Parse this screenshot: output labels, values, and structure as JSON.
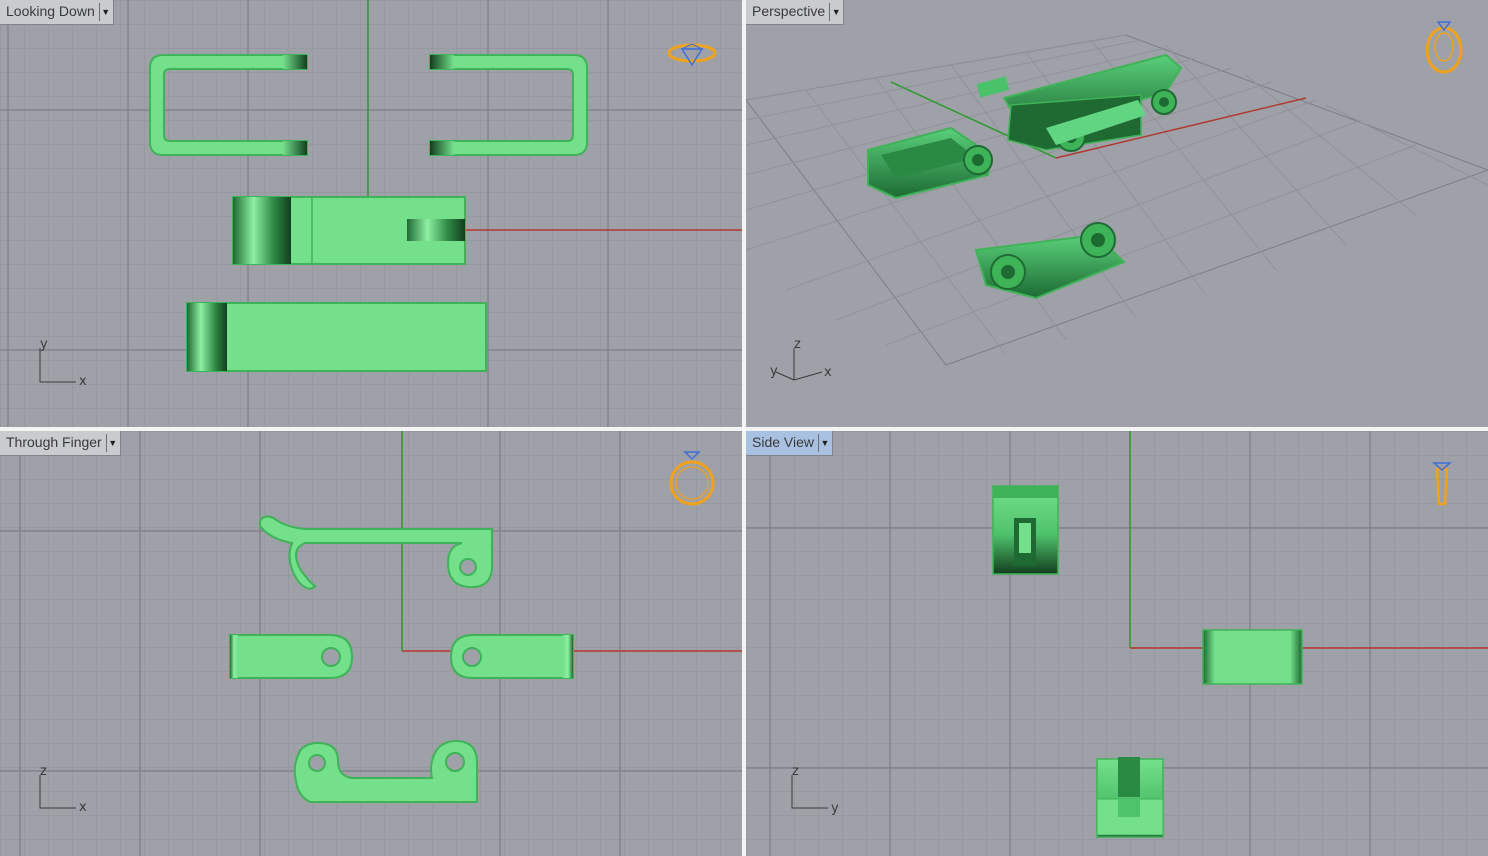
{
  "viewports": [
    {
      "id": "top",
      "title": "Looking Down",
      "active": false,
      "axis_labels": [
        "y",
        "x"
      ],
      "widget_icon": "diamond-top-icon"
    },
    {
      "id": "persp",
      "title": "Perspective",
      "active": false,
      "axis_labels": [
        "z",
        "y",
        "x"
      ],
      "widget_icon": "ring-perspective-icon"
    },
    {
      "id": "front",
      "title": "Through Finger",
      "active": false,
      "axis_labels": [
        "z",
        "x"
      ],
      "widget_icon": "ring-front-icon"
    },
    {
      "id": "side",
      "title": "Side View",
      "active": true,
      "axis_labels": [
        "z",
        "y"
      ],
      "widget_icon": "ring-side-icon"
    }
  ],
  "colors": {
    "viewport_bg": "#9ea1a7",
    "grid_minor": "#8f9298",
    "grid_major": "#7c7f85",
    "axis_x": "#b03a2e",
    "axis_y": "#2a9a2a",
    "object_fill": "#74e08c",
    "object_edge": "#3fb357",
    "object_dark": "#1f6a32",
    "widget": "#f0a21f",
    "widget_gem": "#3f6fd8"
  }
}
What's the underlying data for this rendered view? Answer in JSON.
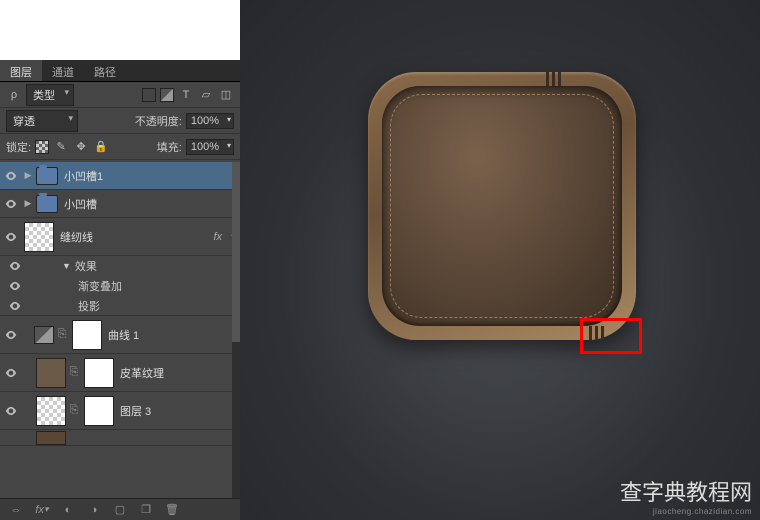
{
  "tabs": {
    "layers": "图层",
    "channels": "通道",
    "paths": "路径"
  },
  "filter": {
    "kind_label": "类型"
  },
  "blend": {
    "mode": "穿透",
    "opacity_label": "不透明度:",
    "opacity_value": "100%"
  },
  "lock": {
    "label": "锁定:",
    "fill_label": "填充:",
    "fill_value": "100%"
  },
  "layers_list": {
    "group1": "小凹槽1",
    "group2": "小凹槽",
    "stitch": "缝纫线",
    "fx_label": "fx",
    "effects": "效果",
    "grad_overlay": "渐变叠加",
    "drop_shadow": "投影",
    "curves": "曲线 1",
    "leather": "皮革纹理",
    "layer3": "图层 3"
  },
  "watermark": {
    "title": "查字典教程网",
    "url": "jiaocheng.chazidian.com"
  }
}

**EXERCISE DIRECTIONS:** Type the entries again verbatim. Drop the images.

**RESULT OF THIS EXERCISE:**
Parse this screenshot: output labels, values, and structure as JSON.
{
  "viewports": [
    {
      "id": "top",
      "title": "Looking Down",
      "active": false,
      "axis_labels": [
        "y",
        "x"
      ],
      "widget_icon": "diamond-top-icon"
    },
    {
      "id": "persp",
      "title": "Perspective",
      "active": false,
      "axis_labels": [
        "z",
        "y",
        "x"
      ],
      "widget_icon": "ring-perspective-icon"
    },
    {
      "id": "front",
      "title": "Through Finger",
      "active": false,
      "axis_labels": [
        "z",
        "x"
      ],
      "widget_icon": "ring-front-icon"
    },
    {
      "id": "side",
      "title": "Side View",
      "active": true,
      "axis_labels": [
        "z",
        "y"
      ],
      "widget_icon": "ring-side-icon"
    }
  ],
  "colors": {
    "viewport_bg": "#9ea1a7",
    "grid_minor": "#8f9298",
    "grid_major": "#7c7f85",
    "axis_x": "#b03a2e",
    "axis_y": "#2a9a2a",
    "object_fill": "#74e08c",
    "object_edge": "#3fb357",
    "object_dark": "#1f6a32",
    "widget": "#f0a21f",
    "widget_gem": "#3f6fd8"
  }
}
What's the underlying data for this rendered view? Answer in JSON.
{
  "tabs": {
    "layers": "图层",
    "channels": "通道",
    "paths": "路径"
  },
  "filter": {
    "kind_label": "类型"
  },
  "blend": {
    "mode": "穿透",
    "opacity_label": "不透明度:",
    "opacity_value": "100%"
  },
  "lock": {
    "label": "锁定:",
    "fill_label": "填充:",
    "fill_value": "100%"
  },
  "layers_list": {
    "group1": "小凹槽1",
    "group2": "小凹槽",
    "stitch": "缝纫线",
    "fx_label": "fx",
    "effects": "效果",
    "grad_overlay": "渐变叠加",
    "drop_shadow": "投影",
    "curves": "曲线 1",
    "leather": "皮革纹理",
    "layer3": "图层 3"
  },
  "watermark": {
    "title": "查字典教程网",
    "url": "jiaocheng.chazidian.com"
  }
}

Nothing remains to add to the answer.